The week was dark — Then I saw the Eras Movie

4 min readOct 14, 2023

We were running late..

I complained loudly about my headache as we snaked our way through rush hour traffic only to circle the parking lot like a buzzard hunting for road kill. I out maneuvered an old lady to finally throw my SUV into park and rush to keep up with my two teens who had sprinted up the escalator.

Into the resplendent lobby.

It was hard to keep my eyes open. There were sequins EVERWHERE. The waving evening light caught blues, pinks, whites, silvers and golds reflected colors across all the surfaces of the theater — even the black track pants and hoodie I am nearly always sporting.

A girl who couldn’t have been more than five held the hand of granny in a gold floor length gown, that looked like it had very much enjoyed its time on a dance floor said, “I can’t wait to tell Taylor how much I love her.”

I didn’t take the bait. I wasn’t exactly grumpy, but the twenty-minute line to spend an extra forty dollars for a commemorative popcorn and drink bucket didn’t help. My kids rightfully ignored my mumbling. Huge Taylor fans, they hadn’t even bothered to beg for tickets to the original tour. They knew I’d never go for the cost, or the hassle. And they also knew that I just did. Not. Get. It.

But I get it now. I swear I do.

This has been a dark week. It’s been hard to avoid the humans at their very worst, most depraved, most evil, and most cruel. We have had to sit helpless, unable to serve or save the most innocent and vulnerable. And just like Jimmy’s Stewart’s George Bailey in It’s A Wonderful Life it has been hard not to feel completely oppressed by the bleak and black of it all.

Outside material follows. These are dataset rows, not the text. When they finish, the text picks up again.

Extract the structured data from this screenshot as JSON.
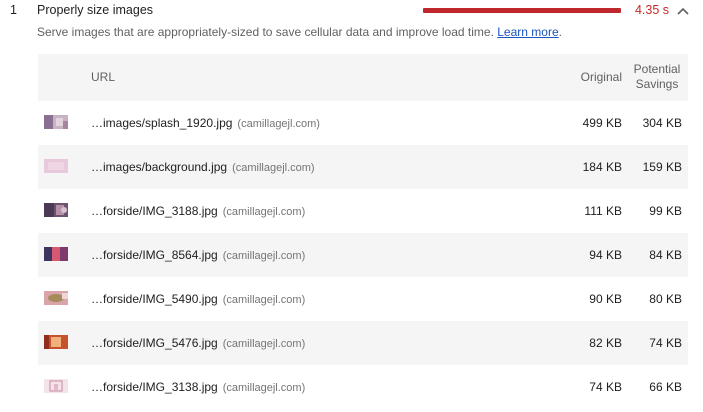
{
  "audit": {
    "index": "1",
    "title": "Properly size images",
    "savings": "4.35 s",
    "description": "Serve images that are appropriately-sized to save cellular data and improve load time.",
    "learn_more": "Learn more",
    "description_end": "."
  },
  "table": {
    "columns": {
      "url": "URL",
      "original": "Original",
      "savings_line1": "Potential",
      "savings_line2": "Savings"
    },
    "rows": [
      {
        "url": "…images/splash_1920.jpg",
        "host": "(camillagejl.com)",
        "original": "499 KB",
        "savings": "304 KB"
      },
      {
        "url": "…images/background.jpg",
        "host": "(camillagejl.com)",
        "original": "184 KB",
        "savings": "159 KB"
      },
      {
        "url": "…forside/IMG_3188.jpg",
        "host": "(camillagejl.com)",
        "original": "111 KB",
        "savings": "99 KB"
      },
      {
        "url": "…forside/IMG_8564.jpg",
        "host": "(camillagejl.com)",
        "original": "94 KB",
        "savings": "84 KB"
      },
      {
        "url": "…forside/IMG_5490.jpg",
        "host": "(camillagejl.com)",
        "original": "90 KB",
        "savings": "80 KB"
      },
      {
        "url": "…forside/IMG_5476.jpg",
        "host": "(camillagejl.com)",
        "original": "82 KB",
        "savings": "74 KB"
      },
      {
        "url": "…forside/IMG_3138.jpg",
        "host": "(camillagejl.com)",
        "original": "74 KB",
        "savings": "66 KB"
      }
    ]
  },
  "colors": {
    "fail": "#c0272d",
    "link": "#1a55c0",
    "row_alt": "#f5f5f5"
  },
  "icons": [
    "chevron-up-icon",
    "thumbnail-image"
  ]
}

The two twenty-somethings who sat next to us peeled off a few of their many colorful beaded bracelets with Taylor’s album names written across the top and handed them out. “These are for you,” they said smiling. Then they traded with the five teen girls whose faces I couldn’t pick out of a line up, but whose joy I will never forever forget as they sang full voiced–every word that did from the second Taylor stepped out on the stage.

I wept through the entire show.

Underneath my black hoodie I’d held the pain of this week and the vicarious grief and loss of centuries of killing and hatred.

But it was no match for a theater filled with joy and light.

God bless the young and old singing about connection, celebration, how “shade never made anyone less gay.”

I tried to wipe my eyes and my old lady runny nose without being caught by my kids, but they never miss a trick.

‘Which song made you cry, mommy?” My son asked on the ride home.

I suddenly remembered my mother weeping through every middle school holiday concert, only to face the jeers of her six kids who insisted she was ridiculous.

But it is actually not ridiculous to be overcome by beauty, and hope and innocence.

Joy and beauty are humanity’s most powerful antidote.

It was not about Taylor and also COMPLETELY about Taylor. She stood on that stage expanding to the applause in her impossible power, beauty and flawless red lip. She soaked it in and it was glorious. She was Wonder Woman if wonder woman could sing.

She shimmied, gave her signature sly-ass smile, and invited her gaggle of back up dancers already bemocked in a rainbow of bangle beads and matching boas-jackets onto the stage where she held note after perfect note just as long as she damn wanted.

Honestly, it was such relentless perfection, I eventually needed a break. I snuck out to the bathroom (I am also nearly fifty and three hours is still three hours), and boy was that a mistake.

Because there in the hallway I found a cluster of dazed about women my age, give or take frozen in with tears dripping down their cheeks. They gave me laughing smiles. None us pretended we had any kind of poise or control.

Twenty theaters with each door open, every seat filled. The staggered fifteen-minute start times meant the bathroom line became in the epicenter of hundreds of mostly adolescents bellowing Taylor’s chosen tour songs in an awesome kind of round.

I was not the only women to burst into tears.

It took everything I had to make my way back into theater ten where I convinced my kids one at a time to go to the bathroom, returning their eyes came by twinkling, and I’m certain just a little bit wet.

I side-eyed my kids for the rest of the show as they jumped in recognition until Taylor sang us out through last bars of Karma while my kids held hands..

There was thunderous applause as lights rose at the end of the show. Our section of the audience thanked the girls behind us with the beautiful voices for singing and encouraging us all to sing. Honest to goodness– strangers couldn’t help but hug each other,

When I stood up and looked down disoriented and overwhelmed at my black on black outfit, I swear I saw red sequins for a second.




Meghan Riordan Jarvis is a trauma and grief-informed psychotherapist, speaker, educator, writer, wife, and mother of three.